● **Exercise prompt**
Without the images, write out all of the following entries exactly.

*** Opening of Recorded data ***

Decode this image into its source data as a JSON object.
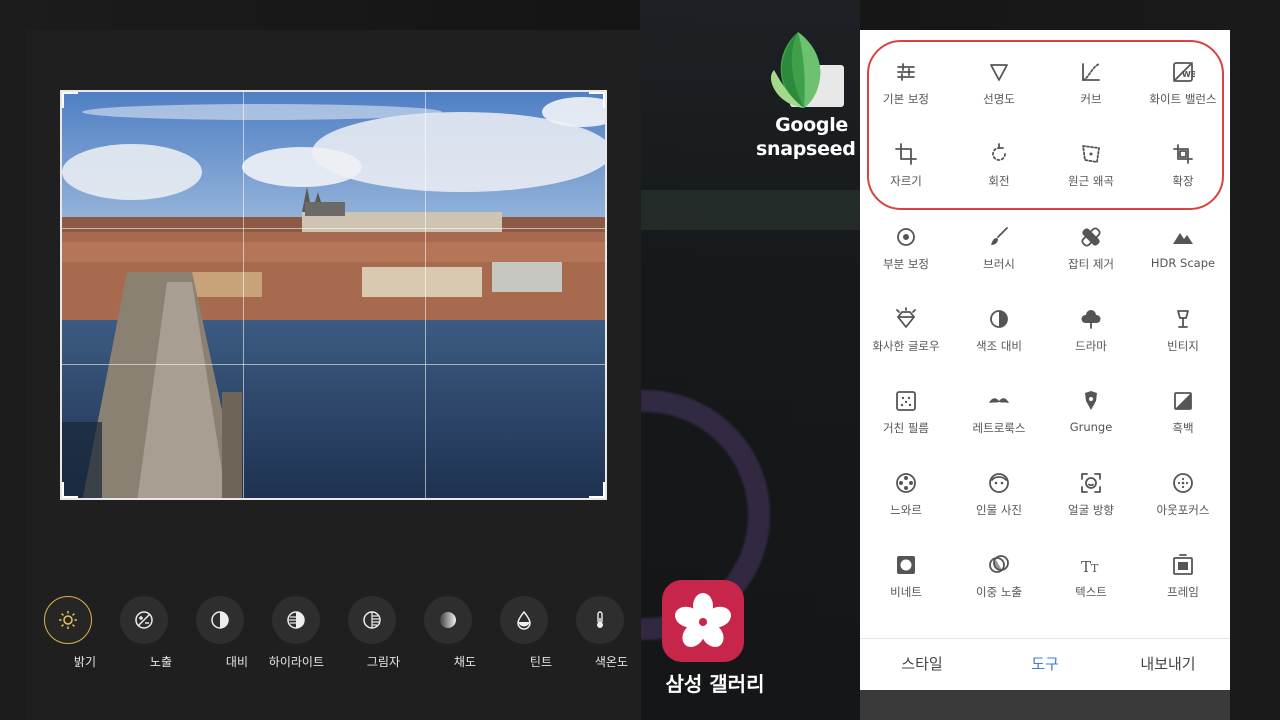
{
  "samsung_editor": {
    "adjustments": [
      {
        "label": "밝기",
        "icon": "brightness-icon",
        "active": true
      },
      {
        "label": "노출",
        "icon": "exposure-icon",
        "active": false
      },
      {
        "label": "대비",
        "icon": "contrast-icon",
        "active": false
      },
      {
        "label": "하이라이트",
        "icon": "highlights-icon",
        "active": false
      },
      {
        "label": "그림자",
        "icon": "shadows-icon",
        "active": false
      },
      {
        "label": "채도",
        "icon": "saturation-icon",
        "active": false
      },
      {
        "label": "틴트",
        "icon": "tint-icon",
        "active": false
      },
      {
        "label": "색온도",
        "icon": "temperature-icon",
        "active": false
      }
    ],
    "active_color": "#d9b54a"
  },
  "logos": {
    "snapseed_line1": "Google",
    "snapseed_line2": "snapseed",
    "gallery_name": "삼성 갤러리",
    "gallery_color": "#c8254a"
  },
  "snapseed_tools": [
    {
      "label": "기본 보정",
      "icon": "tune-image-icon"
    },
    {
      "label": "선명도",
      "icon": "details-icon"
    },
    {
      "label": "커브",
      "icon": "curves-icon"
    },
    {
      "label": "화이트 밸런스",
      "icon": "white-balance-icon"
    },
    {
      "label": "자르기",
      "icon": "crop-icon"
    },
    {
      "label": "회전",
      "icon": "rotate-icon"
    },
    {
      "label": "원근 왜곡",
      "icon": "perspective-icon"
    },
    {
      "label": "확장",
      "icon": "expand-icon"
    },
    {
      "label": "부분 보정",
      "icon": "selective-icon"
    },
    {
      "label": "브러시",
      "icon": "brush-icon"
    },
    {
      "label": "잡티 제거",
      "icon": "healing-icon"
    },
    {
      "label": "HDR Scape",
      "icon": "hdr-scape-icon"
    },
    {
      "label": "화사한 글로우",
      "icon": "glamour-glow-icon"
    },
    {
      "label": "색조 대비",
      "icon": "tonal-contrast-icon"
    },
    {
      "label": "드라마",
      "icon": "drama-icon"
    },
    {
      "label": "빈티지",
      "icon": "vintage-icon"
    },
    {
      "label": "거친 필름",
      "icon": "grainy-film-icon"
    },
    {
      "label": "레트로룩스",
      "icon": "retrolux-icon"
    },
    {
      "label": "Grunge",
      "icon": "grunge-icon"
    },
    {
      "label": "흑백",
      "icon": "black-white-icon"
    },
    {
      "label": "느와르",
      "icon": "noir-icon"
    },
    {
      "label": "인물 사진",
      "icon": "portrait-icon"
    },
    {
      "label": "얼굴 방향",
      "icon": "head-pose-icon"
    },
    {
      "label": "아웃포커스",
      "icon": "lens-blur-icon"
    },
    {
      "label": "비네트",
      "icon": "vignette-icon"
    },
    {
      "label": "이중 노출",
      "icon": "double-exposure-icon"
    },
    {
      "label": "텍스트",
      "icon": "text-icon"
    },
    {
      "label": "프레임",
      "icon": "frames-icon"
    }
  ],
  "tabs": [
    {
      "label": "스타일",
      "active": false
    },
    {
      "label": "도구",
      "active": true
    },
    {
      "label": "내보내기",
      "active": false
    }
  ],
  "accent": "#3d7bd9",
  "highlight_color": "#d9423f"
}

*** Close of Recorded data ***

● **Answer area**
Decode this image into its source data as a JSON object.
{
  "samsung_editor": {
    "adjustments": [
      {
        "label": "밝기",
        "icon": "brightness-icon",
        "active": true
      },
      {
        "label": "노출",
        "icon": "exposure-icon",
        "active": false
      },
      {
        "label": "대비",
        "icon": "contrast-icon",
        "active": false
      },
      {
        "label": "하이라이트",
        "icon": "highlights-icon",
        "active": false
      },
      {
        "label": "그림자",
        "icon": "shadows-icon",
        "active": false
      },
      {
        "label": "채도",
        "icon": "saturation-icon",
        "active": false
      },
      {
        "label": "틴트",
        "icon": "tint-icon",
        "active": false
      },
      {
        "label": "색온도",
        "icon": "temperature-icon",
        "active": false
      }
    ],
    "active_color": "#d9b54a"
  },
  "logos": {
    "snapseed_line1": "Google",
    "snapseed_line2": "snapseed",
    "gallery_name": "삼성 갤러리",
    "gallery_color": "#c8254a"
  },
  "snapseed_tools": [
    {
      "label": "기본 보정",
      "icon": "tune-image-icon"
    },
    {
      "label": "선명도",
      "icon": "details-icon"
    },
    {
      "label": "커브",
      "icon": "curves-icon"
    },
    {
      "label": "화이트 밸런스",
      "icon": "white-balance-icon"
    },
    {
      "label": "자르기",
      "icon": "crop-icon"
    },
    {
      "label": "회전",
      "icon": "rotate-icon"
    },
    {
      "label": "원근 왜곡",
      "icon": "perspective-icon"
    },
    {
      "label": "확장",
      "icon": "expand-icon"
    },
    {
      "label": "부분 보정",
      "icon": "selective-icon"
    },
    {
      "label": "브러시",
      "icon": "brush-icon"
    },
    {
      "label": "잡티 제거",
      "icon": "healing-icon"
    },
    {
      "label": "HDR Scape",
      "icon": "hdr-scape-icon"
    },
    {
      "label": "화사한 글로우",
      "icon": "glamour-glow-icon"
    },
    {
      "label": "색조 대비",
      "icon": "tonal-contrast-icon"
    },
    {
      "label": "드라마",
      "icon": "drama-icon"
    },
    {
      "label": "빈티지",
      "icon": "vintage-icon"
    },
    {
      "label": "거친 필름",
      "icon": "grainy-film-icon"
    },
    {
      "label": "레트로룩스",
      "icon": "retrolux-icon"
    },
    {
      "label": "Grunge",
      "icon": "grunge-icon"
    },
    {
      "label": "흑백",
      "icon": "black-white-icon"
    },
    {
      "label": "느와르",
      "icon": "noir-icon"
    },
    {
      "label": "인물 사진",
      "icon": "portrait-icon"
    },
    {
      "label": "얼굴 방향",
      "icon": "head-pose-icon"
    },
    {
      "label": "아웃포커스",
      "icon": "lens-blur-icon"
    },
    {
      "label": "비네트",
      "icon": "vignette-icon"
    },
    {
      "label": "이중 노출",
      "icon": "double-exposure-icon"
    },
    {
      "label": "텍스트",
      "icon": "text-icon"
    },
    {
      "label": "프레임",
      "icon": "frames-icon"
    }
  ],
  "tabs": [
    {
      "label": "스타일",
      "active": false
    },
    {
      "label": "도구",
      "active": true
    },
    {
      "label": "내보내기",
      "active": false
    }
  ],
  "accent": "#3d7bd9",
  "highlight_color": "#d9423f"
}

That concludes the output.